Ten science associations incorporated COSSA in 1982, registering it with the IRS as a 501(c)(6) organization, allowing it to both lobby and educate. COSSA quickly advanced beyond protecting funding to monitoring all federal agencies that support “social and behavioral research and to advocate for a non-politicized research agenda.” COSSA’s mission is to serve as a “bridge between the academic research community and the Washington policymaking world.” Many ASA members keep abreast of these activities through the biweekly newsletter, the COSSA Washington UPDATE. This informative newsletter is electronic, and the ASA Executive Office can ensure you are on the mailing list.

Evaluation of COSSA

Has COSSA done its job? True to form, social scientists hold their organizations accountable. COSSA’s board and executive committee (on both of which ASA has a seat) has initiated several self evaluations, the latest beginning in late 2004. The objectives were to conduct a program review to assure COSSA is performing as intended; an external assessment to see how constituent groups and target audiences perceive COSSA’s work; and strategic planning to identify emerging challenges and organizational priorities while recognizing COSSA’s resource constraints.

I chaired the Sub-Committee on Self-Assessment of the COSSA Executive Committee. Interviewing a broad range of external stakeholders, we obtained views about COSSA’s effectiveness and mission. At the 2005 COSSA Annual Meeting, constituents and Board members discussed these issues, and the Executive Committee discussed the input at a full-day retreat. The assessment’s defining parameters were: mission clarity, inclusiveness, and relevancy; goal- and resource-consistency of practices and policy focuses; range and effectiveness of alliances; impact intensity, location, and potential; resource leveraging and expansion possibilities; leadership of COSSA’s governing body and utilization of its governance structure.

Conclusions

The COSSA Executive Committee and Board concluded, among other things, that the core mission—“To promote the value of social and behavioral science research to policymakers and the public with the goal of enhancing federal support”—should continue and that COSSA has been effective. Stakeholders unanimously agree that COSSA is the major player for the social and behavioral science community on key science policy, and it is the central resource for detailed knowledge about relevant federal science matters.

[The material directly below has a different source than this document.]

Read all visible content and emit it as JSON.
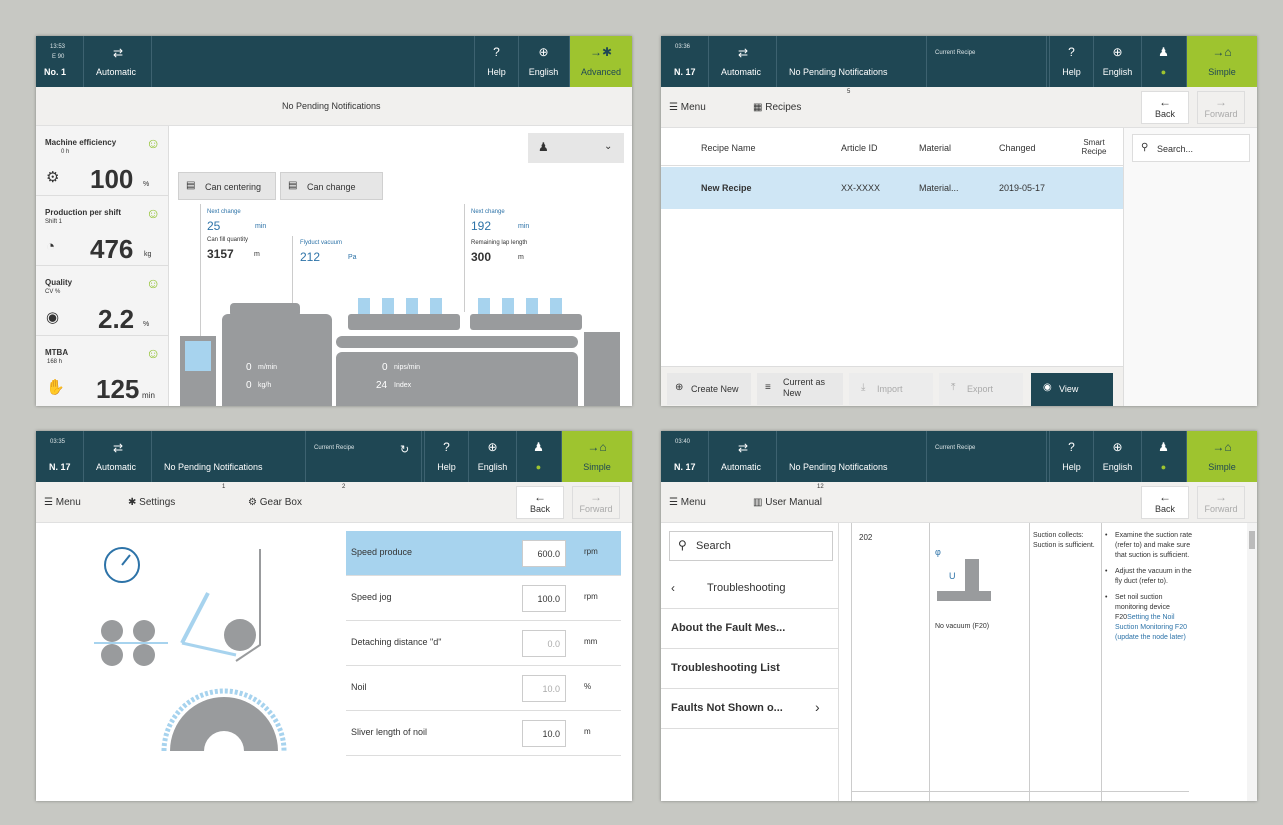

But to address ever-more serious future challenges, COSSA should enhance some strategies as resources permit, especially those that aggressively, proactively, and visibly make the case that social and behavioral science research is vital to the nation and to informed policymaking. Its main federally focused advocacy should remain a major strategy, but COSSA will be considering advocacy targeted at specific members of Congress, tapping social and behavioral scientists in such educational campaigns. We know sociologists will be responsive when ASA seeks help with this or with a future COSSA Congressional Visits Day. Many sociologists have already participated in COSSA Capitol Hill briefings co-hosted by ASA, and this activity will continue. COSSA is expected to add advocacy for science training programs to its mission, an area relevant to ASA’s Minority Fellowship Program. The self-assessment also determined that increasing alliances with natural and biomedical science advocacy groups, as well as those of the physical sciences, engineering, higher education, and industry, contribute significantly and strategically to COSSA’s visibility and effectiveness. This was evident in mid-2006 when NSF’s social and behavioral science program was challenged by Senator Kay Hutchison, and they came to our support.

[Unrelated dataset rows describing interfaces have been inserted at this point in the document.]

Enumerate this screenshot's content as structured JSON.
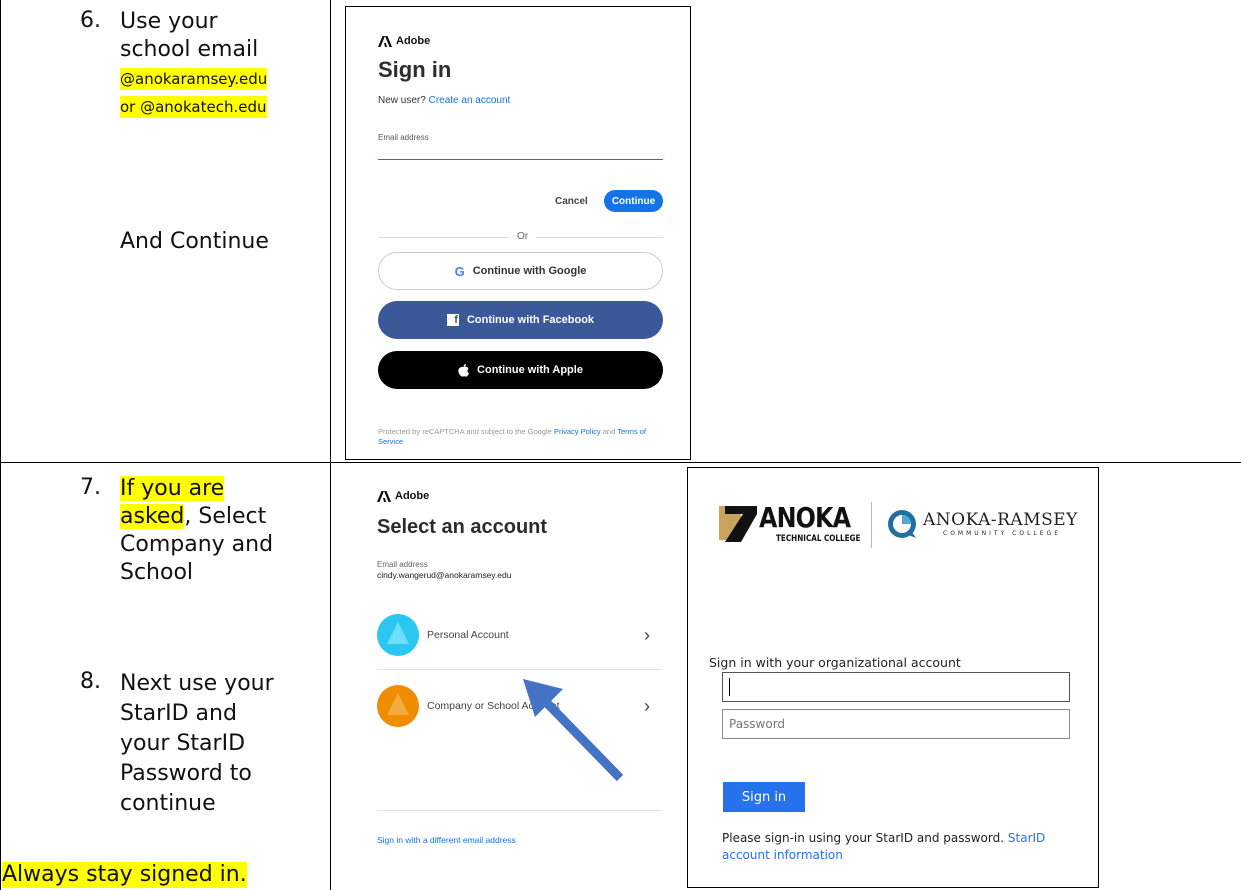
{
  "row1": {
    "step_number": "6.",
    "step_lines": [
      "Use your",
      "school email"
    ],
    "email_domains": [
      "@anokaramsey.edu",
      "or @anokatech.edu"
    ],
    "and_continue": "And Continue"
  },
  "adobe_signin": {
    "brand": "Adobe",
    "title": "Sign in",
    "new_user": "New user?",
    "create_account": "Create an account",
    "email_label": "Email address",
    "email_value": "",
    "cancel": "Cancel",
    "continue": "Continue",
    "or": "Or",
    "google": "Continue with Google",
    "facebook": "Continue with Facebook",
    "apple": "Continue with Apple",
    "recaptcha_pre": "Protected by reCAPTCHA and subject to the Google",
    "privacy_policy": "Privacy Policy",
    "and": "and",
    "terms": "Terms of Service",
    "colors": {
      "accent": "#1473e6",
      "facebook": "#3b5998",
      "apple": "#000000"
    }
  },
  "row2": {
    "step7_number": "7.",
    "step7_lines": [
      "If you are",
      "asked",
      ",  Select",
      "Company and",
      "School"
    ],
    "step8_number": "8.",
    "step8_lines": [
      "Next use your",
      "StarID and",
      "your StarID",
      "Password to",
      "continue"
    ],
    "stay_signed_in": "Always stay signed in."
  },
  "adobe_select": {
    "brand": "Adobe",
    "title": "Select an account",
    "email_label": "Email address",
    "email_value": "cindy.wangerud@anokaramsey.edu",
    "personal": "Personal Account",
    "company": "Company or School Account",
    "different_email": "Sign in with a different email address"
  },
  "org_signin": {
    "logo_anoka": "ANOKA",
    "logo_anoka_sub": "TECHNICAL COLLEGE",
    "logo_ramsey": "ANOKA-RAMSEY",
    "logo_ramsey_sub": "COMMUNITY COLLEGE",
    "heading": "Sign in with your organizational account",
    "username_value": "",
    "password_placeholder": "Password",
    "sign_in": "Sign in",
    "help_text": "Please sign-in using your StarID and password.",
    "help_link": "StarID account information"
  }
}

Footnotes, of course, has highlighted many of sociology’s successful COSSA collaborations, and while there is not room here to detail all the assessments’ recommendations and praise for COSSA, I urge you to visit the COSSA website www.cossa.org to learn more about sociology’s good friend in Washington.

Sally T. Hillsman, Executive Officer